The National Transportation Safety Board (NTSB) has issued four recommendations addressing safety issues related to ongoing railroad accident investigations near Madison, Ill., and Niles, Mich., involving the use of jumper wires during railroad signal maintenance operations.
As a result, NTSB recommends the U.S. Department of Transportation’s Federal Railroad Administration and Federal Transit Administration provide railroad employees with the best practices regarding the use of jumper wires when performing signal maintenance operations on active rails.

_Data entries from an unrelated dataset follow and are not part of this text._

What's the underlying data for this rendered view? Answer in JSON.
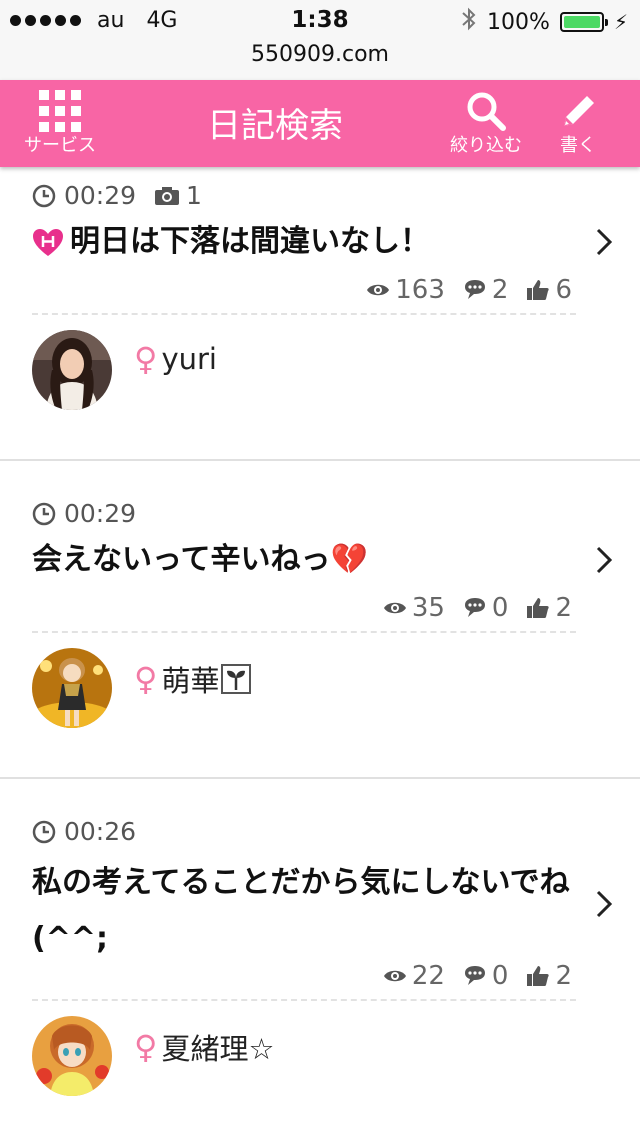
{
  "status_bar": {
    "carrier": "au",
    "network": "4G",
    "time": "1:38",
    "battery": "100%"
  },
  "url": "550909.com",
  "header": {
    "services_label": "サービス",
    "title": "日記検索",
    "search_label": "絞り込む",
    "write_label": "書く",
    "color": "#f865a5"
  },
  "posts": [
    {
      "time": "00:29",
      "photo_count": "1",
      "title": "明日は下落は間違いなし！",
      "views": "163",
      "comments": "2",
      "likes": "6",
      "user": "yuri"
    },
    {
      "time": "00:29",
      "title": "会えないって辛いねっ💔",
      "views": "35",
      "comments": "0",
      "likes": "2",
      "user": "萌華"
    },
    {
      "time": "00:26",
      "title": "私の考えてることだから気にしないでね(^^;",
      "views": "22",
      "comments": "0",
      "likes": "2",
      "user": "夏緒理☆"
    }
  ],
  "female_symbol": "♀"
}
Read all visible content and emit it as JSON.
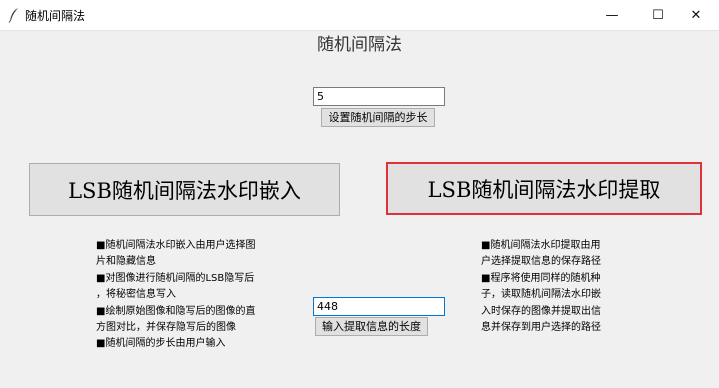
{
  "window": {
    "title": "随机间隔法",
    "minimize_glyph": "—",
    "maximize_glyph": "☐",
    "close_glyph": "✕",
    "icon": "feather-icon"
  },
  "heading": "随机间隔法",
  "step": {
    "value": "5",
    "button_label": "设置随机间隔的步长"
  },
  "embed_button_label": "LSB随机间隔法水印嵌入",
  "extract_button_label": "LSB随机间隔法水印提取",
  "embed_description": [
    "■随机间隔法水印嵌入由用户选择图",
    "片和隐藏信息",
    "■对图像进行随机间隔的LSB隐写后",
    "，将秘密信息写入",
    "■绘制原始图像和隐写后的图像的直",
    "方图对比，并保存隐写后的图像",
    "■随机间隔的步长由用户输入"
  ],
  "extract_description": [
    "■随机间隔法水印提取由用",
    "户选择提取信息的保存路径",
    "■程序将使用同样的随机种",
    "子，读取随机间隔法水印嵌",
    "入时保存的图像并提取出信",
    "息并保存到用户选择的路径"
  ],
  "length": {
    "value": "448",
    "button_label": "输入提取信息的长度"
  }
}
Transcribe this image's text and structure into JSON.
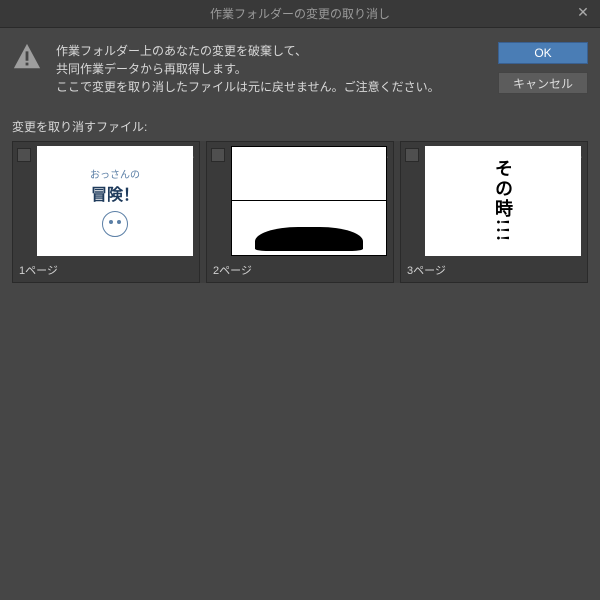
{
  "dialog": {
    "title": "作業フォルダーの変更の取り消し",
    "close_label": "✕"
  },
  "message": {
    "line1": "作業フォルダー上のあなたの変更を破棄して、",
    "line2": "共同作業データから再取得します。",
    "line3": "ここで変更を取り消したファイルは元に戻せません。ご注意ください。"
  },
  "buttons": {
    "ok": "OK",
    "cancel": "キャンセル"
  },
  "section": {
    "label": "変更を取り消すファイル:"
  },
  "files": [
    {
      "label": "1ページ",
      "thumb_text_small": "おっさんの",
      "thumb_text_large": "冒険！"
    },
    {
      "label": "2ページ",
      "panel_text": ""
    },
    {
      "label": "3ページ",
      "thumb_text": "その時!!!"
    }
  ]
}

On Feb. 28, 2012, a southbound Amtrak train collided with an automobile at a highway-rail crossing near Madison, Ill. As a result of the accident, the automobile driver was fatally injured. At the time of the accident, two Union Pacific employees were working on the grade crossing warning system. Preliminary information resulting from the NTSB’s investigation indicates that the highway-rail grade crossing warning system had been temporarily removed from service for testing, inspection and maintenance. The warning system did not activate as the train approached the crossing.
On Oct. 21, 2012, an eastbound Amtrak train was routed onto a yard track while traveling 61 mph on a mainline track in Niles, Mich. The train derailed about 254 feet beyond the power-operated switch and traveled about 1,086 feet before stopping on the yard track. The four cars and two locomotives derailed upright and in line with the track. On board the train were 165 passengers and four crewmembers. During the ongoing investigation, the NTSB investigators learned that an Amtrak signal employee was performing troubleshooting activities with jumper wires inside the signal bungalow just prior to the derailment. This action circumvented the signal system’s ability to verify that the power-operated switch was properly aligned and locked in the correct position for the displayed signals.
“Required safety precautions were not taken by railroad employees during maintenance and repair activities that resulted in one fatality and put hundreds of passengers at risk,” said NTSB Chairman Deborah A.P. Hersman. “In railroading, what may seem like a small oversight can have deadly consequences, that is why we issue our recommendations, to shine a light on problems that need attention.”